[Stored records]
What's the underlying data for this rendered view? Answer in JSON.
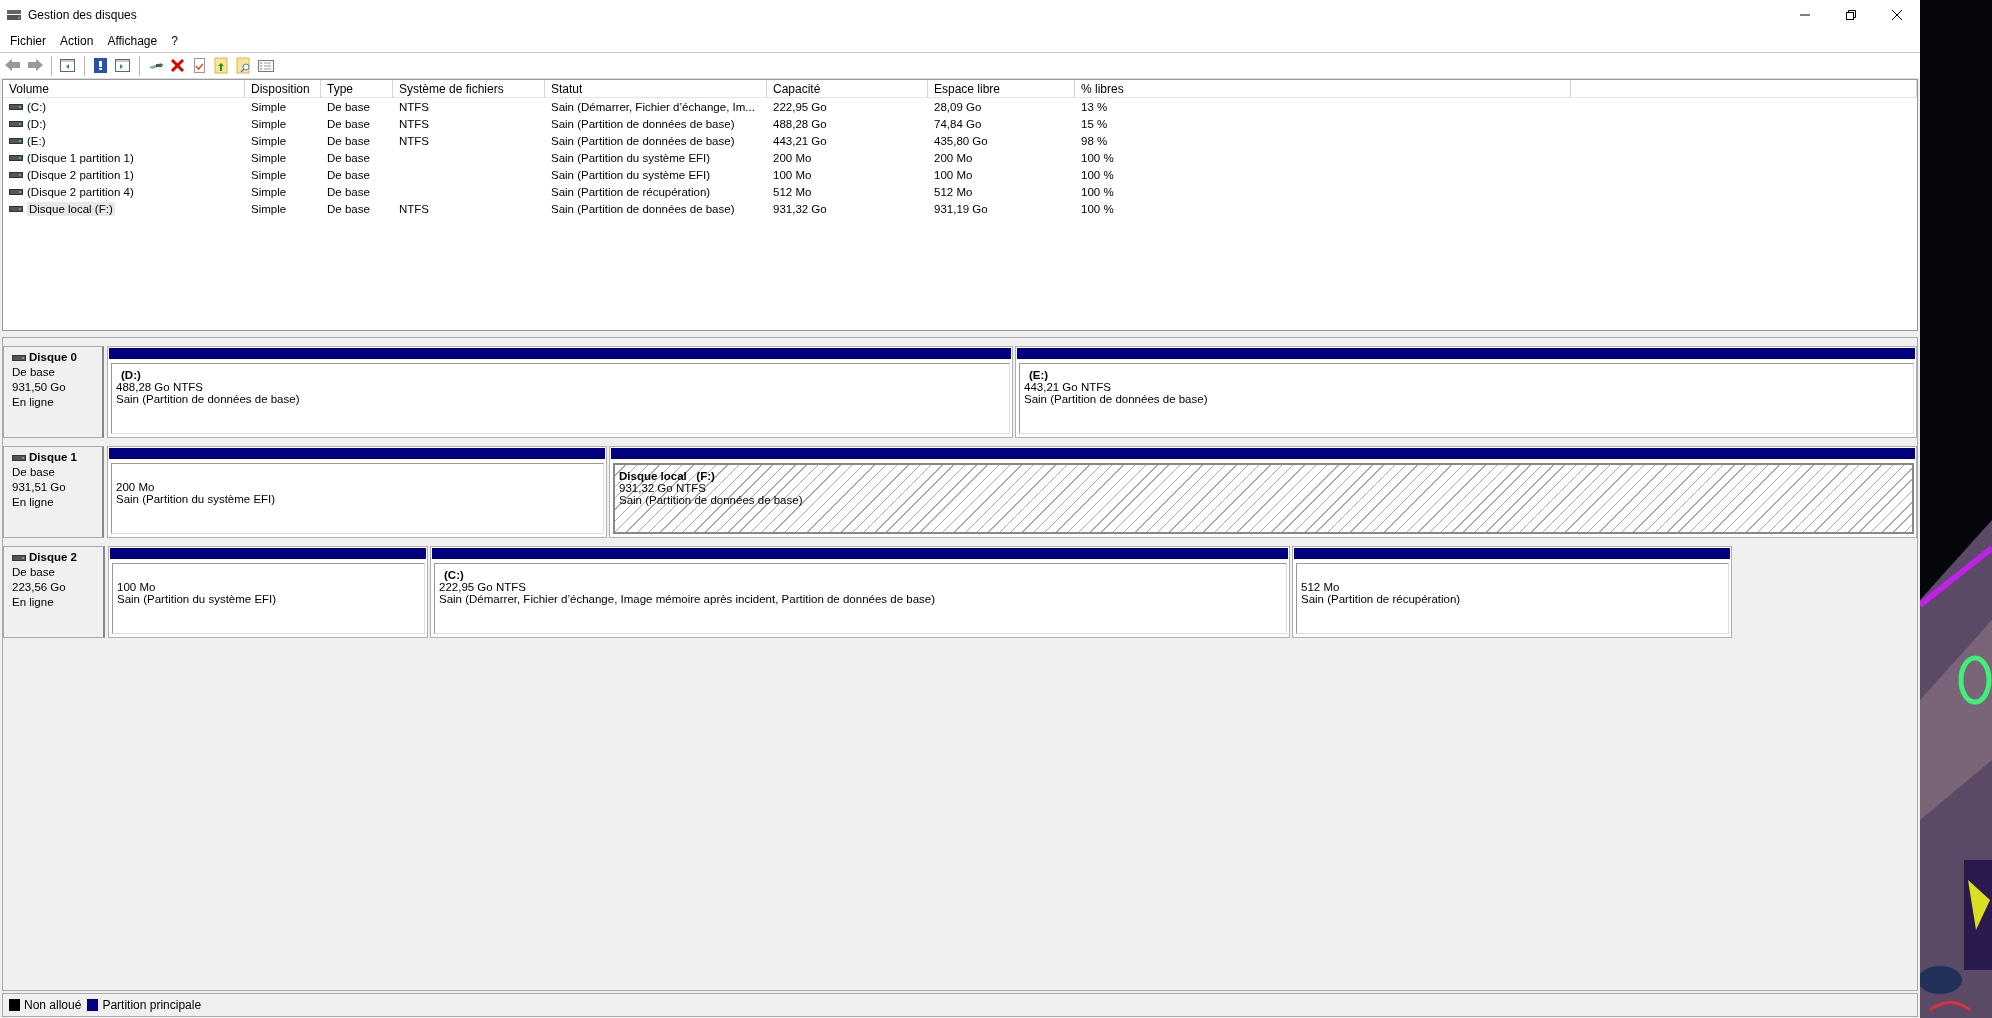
{
  "window": {
    "title": "Gestion des disques"
  },
  "menu": [
    "Fichier",
    "Action",
    "Affichage",
    "?"
  ],
  "table": {
    "columns": [
      "Volume",
      "Disposition",
      "Type",
      "Système de fichiers",
      "Statut",
      "Capacité",
      "Espace libre",
      "% libres"
    ],
    "rows": [
      {
        "cells": [
          "(C:)",
          "Simple",
          "De base",
          "NTFS",
          "Sain (Démarrer, Fichier d’échange, Im...",
          "222,95 Go",
          "28,09 Go",
          "13 %"
        ],
        "selected": false
      },
      {
        "cells": [
          "(D:)",
          "Simple",
          "De base",
          "NTFS",
          "Sain (Partition de données de base)",
          "488,28 Go",
          "74,84 Go",
          "15 %"
        ],
        "selected": false
      },
      {
        "cells": [
          "(E:)",
          "Simple",
          "De base",
          "NTFS",
          "Sain (Partition de données de base)",
          "443,21 Go",
          "435,80 Go",
          "98 %"
        ],
        "selected": false
      },
      {
        "cells": [
          "(Disque 1 partition 1)",
          "Simple",
          "De base",
          "",
          "Sain (Partition du système EFI)",
          "200 Mo",
          "200 Mo",
          "100 %"
        ],
        "selected": false
      },
      {
        "cells": [
          "(Disque 2 partition 1)",
          "Simple",
          "De base",
          "",
          "Sain (Partition du système EFI)",
          "100 Mo",
          "100 Mo",
          "100 %"
        ],
        "selected": false
      },
      {
        "cells": [
          "(Disque 2 partition 4)",
          "Simple",
          "De base",
          "",
          "Sain (Partition de récupération)",
          "512 Mo",
          "512 Mo",
          "100 %"
        ],
        "selected": false
      },
      {
        "cells": [
          "Disque local  (F:)",
          "Simple",
          "De base",
          "NTFS",
          "Sain (Partition de données de base)",
          "931,32 Go",
          "931,19 Go",
          "100 %"
        ],
        "selected": true
      }
    ]
  },
  "disks": [
    {
      "name": "Disque 0",
      "type": "De base",
      "size": "931,50 Go",
      "status": "En ligne",
      "partitions": [
        {
          "label": "(D:)",
          "size": "488,28 Go NTFS",
          "status": "Sain (Partition de données de base)",
          "selected": false
        },
        {
          "label": "(E:)",
          "size": "443,21 Go NTFS",
          "status": "Sain (Partition de données de base)",
          "selected": false
        }
      ]
    },
    {
      "name": "Disque 1",
      "type": "De base",
      "size": "931,51 Go",
      "status": "En ligne",
      "partitions": [
        {
          "size": "200 Mo",
          "status": "Sain (Partition du système EFI)",
          "selected": false
        },
        {
          "label": "Disque local   (F:)",
          "size": "931,32 Go NTFS",
          "status": "Sain (Partition de données de base)",
          "selected": true
        }
      ]
    },
    {
      "name": "Disque 2",
      "type": "De base",
      "size": "223,56 Go",
      "status": "En ligne",
      "partitions": [
        {
          "size": "100 Mo",
          "status": "Sain (Partition du système EFI)",
          "selected": false
        },
        {
          "label": "(C:)",
          "size": "222,95 Go NTFS",
          "status": "Sain (Démarrer, Fichier d’échange, Image mémoire après incident, Partition de données de base)",
          "selected": false
        },
        {
          "size": "512 Mo",
          "status": "Sain (Partition de récupération)",
          "selected": false
        }
      ]
    }
  ],
  "legend": [
    {
      "label": "Non alloué",
      "color": "#000000"
    },
    {
      "label": "Partition principale",
      "color": "#000080"
    }
  ]
}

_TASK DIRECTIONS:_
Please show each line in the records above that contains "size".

_RESULT OF THIS TASK:_
      "size": "931,50 Go",
          "size": "488,28 Go NTFS",
          "size": "443,21 Go NTFS",
      "size": "931,51 Go",
          "size": "200 Mo",
          "size": "931,32 Go NTFS",
      "size": "223,56 Go",
          "size": "100 Mo",
          "size": "222,95 Go NTFS",
          "size": "512 Mo",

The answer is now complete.